Cheese sauce option: For true over indulgence, make a fancy ass cheese sauce, like the one shown on the potatoes above. Instead of grated cheese, cover the whole potato with cheese sauce at the end. Mmm. Yummy.

Serve this with your favorite wheat beer like Weihenstephan or a Blue Moon.

Enjoy life, stay healthy, and may everyone be kind to you.

The Drunken Chef (Russ)

INSTA-POT PULLED PORK (CARNITAS)

Below is the recipe for pulled pork from an Insta-pot that I promised a while back. I use it for tacos, burritos or even nachos.

Carnitas Recipe

Serves 8

SPECIAL IMPLEMENTS

Insta-Pot

Chef’s Knife

Cutting Board

INGREDIENTS

SOFT TACOS

8 flour tortillas

1 large tomatoes diced

16 ounces cheddar cheese shredded

1 head lettuce (shredded)

1 jar taco sauce or Cholula hot sauce or both

Pitted and sliced black olives (optional)

Guacamole or sour cream (optional)

PULLED PORK

2 Loins of Pork

1 small can of chili peppers (pictured below)

1 onion

3 cloves of garlic

1 container of low sodium beef broth

1 tsp onion powder

1 tsp Garlic powder

1 tsp Cumin

1 tsp Paprika

1 tsp Salt

1 tsp Black pepper

4 tablespoons Olive oil.

DIRECTIONS

PULLED PORK:

Cut the meat into large pieces. Season by sprinkling with onion powder, garlic powder, ground cumin, paprika, salt and black pepper. Let the seasoned meat marinate for a minimum of two hours in a zip-lock bag in the refrigerator.

In a 6-quart or larger Insta-Pot add just two tablespoons of olive oil. Turn on the insta-pot to Sauté and brown the meat in two or three batches. Return all the meat back into the pot.
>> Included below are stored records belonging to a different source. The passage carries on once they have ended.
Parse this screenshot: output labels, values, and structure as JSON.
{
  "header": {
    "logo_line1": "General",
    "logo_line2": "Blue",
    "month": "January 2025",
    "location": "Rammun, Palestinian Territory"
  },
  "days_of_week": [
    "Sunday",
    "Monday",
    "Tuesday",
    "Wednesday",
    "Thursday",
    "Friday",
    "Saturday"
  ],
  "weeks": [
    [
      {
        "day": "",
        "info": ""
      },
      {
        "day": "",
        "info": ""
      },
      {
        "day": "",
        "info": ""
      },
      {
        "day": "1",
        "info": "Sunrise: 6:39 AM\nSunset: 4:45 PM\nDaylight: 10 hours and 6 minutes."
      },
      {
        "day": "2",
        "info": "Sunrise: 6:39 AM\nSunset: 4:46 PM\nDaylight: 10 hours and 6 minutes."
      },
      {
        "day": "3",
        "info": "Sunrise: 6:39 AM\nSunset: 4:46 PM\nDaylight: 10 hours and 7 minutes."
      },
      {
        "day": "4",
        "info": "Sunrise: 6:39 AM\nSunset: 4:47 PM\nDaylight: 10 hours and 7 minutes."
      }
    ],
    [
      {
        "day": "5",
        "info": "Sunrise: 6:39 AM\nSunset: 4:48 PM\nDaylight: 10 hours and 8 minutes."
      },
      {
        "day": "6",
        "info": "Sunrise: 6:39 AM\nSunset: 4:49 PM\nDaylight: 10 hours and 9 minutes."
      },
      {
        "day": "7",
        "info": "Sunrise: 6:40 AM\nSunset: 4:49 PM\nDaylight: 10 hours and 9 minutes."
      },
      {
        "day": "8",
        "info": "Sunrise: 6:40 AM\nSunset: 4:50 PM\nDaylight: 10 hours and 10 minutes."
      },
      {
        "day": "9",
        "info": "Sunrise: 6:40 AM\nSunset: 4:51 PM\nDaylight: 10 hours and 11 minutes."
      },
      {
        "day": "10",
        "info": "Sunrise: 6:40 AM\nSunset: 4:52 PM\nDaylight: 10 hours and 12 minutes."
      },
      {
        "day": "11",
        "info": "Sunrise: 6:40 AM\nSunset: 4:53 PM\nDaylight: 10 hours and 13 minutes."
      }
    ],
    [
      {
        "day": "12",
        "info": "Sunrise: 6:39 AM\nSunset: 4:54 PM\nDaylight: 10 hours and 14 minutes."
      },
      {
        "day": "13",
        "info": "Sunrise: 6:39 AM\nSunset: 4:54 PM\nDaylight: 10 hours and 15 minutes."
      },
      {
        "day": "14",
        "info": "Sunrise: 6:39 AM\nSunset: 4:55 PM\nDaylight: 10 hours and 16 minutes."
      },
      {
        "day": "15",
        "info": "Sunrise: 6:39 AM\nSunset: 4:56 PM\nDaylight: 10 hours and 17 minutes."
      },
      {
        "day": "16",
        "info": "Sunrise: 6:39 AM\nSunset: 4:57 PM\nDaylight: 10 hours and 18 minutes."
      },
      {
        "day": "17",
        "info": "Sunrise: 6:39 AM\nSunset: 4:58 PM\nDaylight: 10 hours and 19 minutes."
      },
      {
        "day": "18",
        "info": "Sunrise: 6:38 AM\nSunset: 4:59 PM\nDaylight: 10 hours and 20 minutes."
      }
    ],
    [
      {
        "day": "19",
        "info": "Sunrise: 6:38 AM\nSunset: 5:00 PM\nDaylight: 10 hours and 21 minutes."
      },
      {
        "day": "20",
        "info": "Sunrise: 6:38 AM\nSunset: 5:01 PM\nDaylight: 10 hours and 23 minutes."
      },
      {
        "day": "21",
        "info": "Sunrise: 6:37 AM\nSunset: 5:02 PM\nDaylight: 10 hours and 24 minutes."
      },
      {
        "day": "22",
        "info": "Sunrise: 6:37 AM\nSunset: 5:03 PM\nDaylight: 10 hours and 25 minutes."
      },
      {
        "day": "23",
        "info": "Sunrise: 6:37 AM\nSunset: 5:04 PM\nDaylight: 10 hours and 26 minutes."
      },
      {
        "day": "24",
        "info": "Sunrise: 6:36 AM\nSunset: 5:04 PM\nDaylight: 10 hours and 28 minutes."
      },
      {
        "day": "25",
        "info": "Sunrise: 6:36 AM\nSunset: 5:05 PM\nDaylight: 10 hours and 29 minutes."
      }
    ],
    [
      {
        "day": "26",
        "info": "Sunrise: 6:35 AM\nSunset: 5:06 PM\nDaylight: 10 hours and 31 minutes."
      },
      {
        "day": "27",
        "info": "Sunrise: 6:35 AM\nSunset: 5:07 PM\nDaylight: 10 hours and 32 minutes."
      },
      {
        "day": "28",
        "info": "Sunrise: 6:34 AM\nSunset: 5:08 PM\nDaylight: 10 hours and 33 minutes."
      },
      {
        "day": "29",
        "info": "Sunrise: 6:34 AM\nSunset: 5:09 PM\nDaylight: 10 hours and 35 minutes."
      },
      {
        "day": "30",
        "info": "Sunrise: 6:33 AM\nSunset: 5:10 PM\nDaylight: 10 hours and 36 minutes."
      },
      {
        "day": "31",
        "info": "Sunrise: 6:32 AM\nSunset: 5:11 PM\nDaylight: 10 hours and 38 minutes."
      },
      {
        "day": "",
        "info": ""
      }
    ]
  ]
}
Add an onion that has been peeled and quartered to the pot. Add three cloves of whole garlic. Pour in enough beef broth to almost cover the meat.  

Cover and Cook for one hour on the “stew” setting. Move the meat without the cooking liquid to a bowl. It should fall apart easily. Use meat for tacos, burritos or nachos.

SOFT TACOS or BURRITOS:

Add cheese to a flour tortilla, add meat on top, and add guacamole and/or sour cream. Pour on the sauce of your choice (Cholula hot sauce or taco). Top with shredded lettuce and diced tomato. This also goes well with grilled red bell peppers and onion instead of the lettuce and tomato. 

NACHOS

Fill a platter with chips. Add grated cheddar cheese on top and melt in oven or microwave. Top with meat, guacamole, sour cream, sliced black olives; or add hot refried beans and jalapeno peppers for an additional extraordinary culinary experience.

This can be paired with a nice old vine red zinfandel or an Icey Cold Modelo Beer.

Enjoy life, stay healthy, and may everyone be kind to you. 

The Drunken Chef (Russ)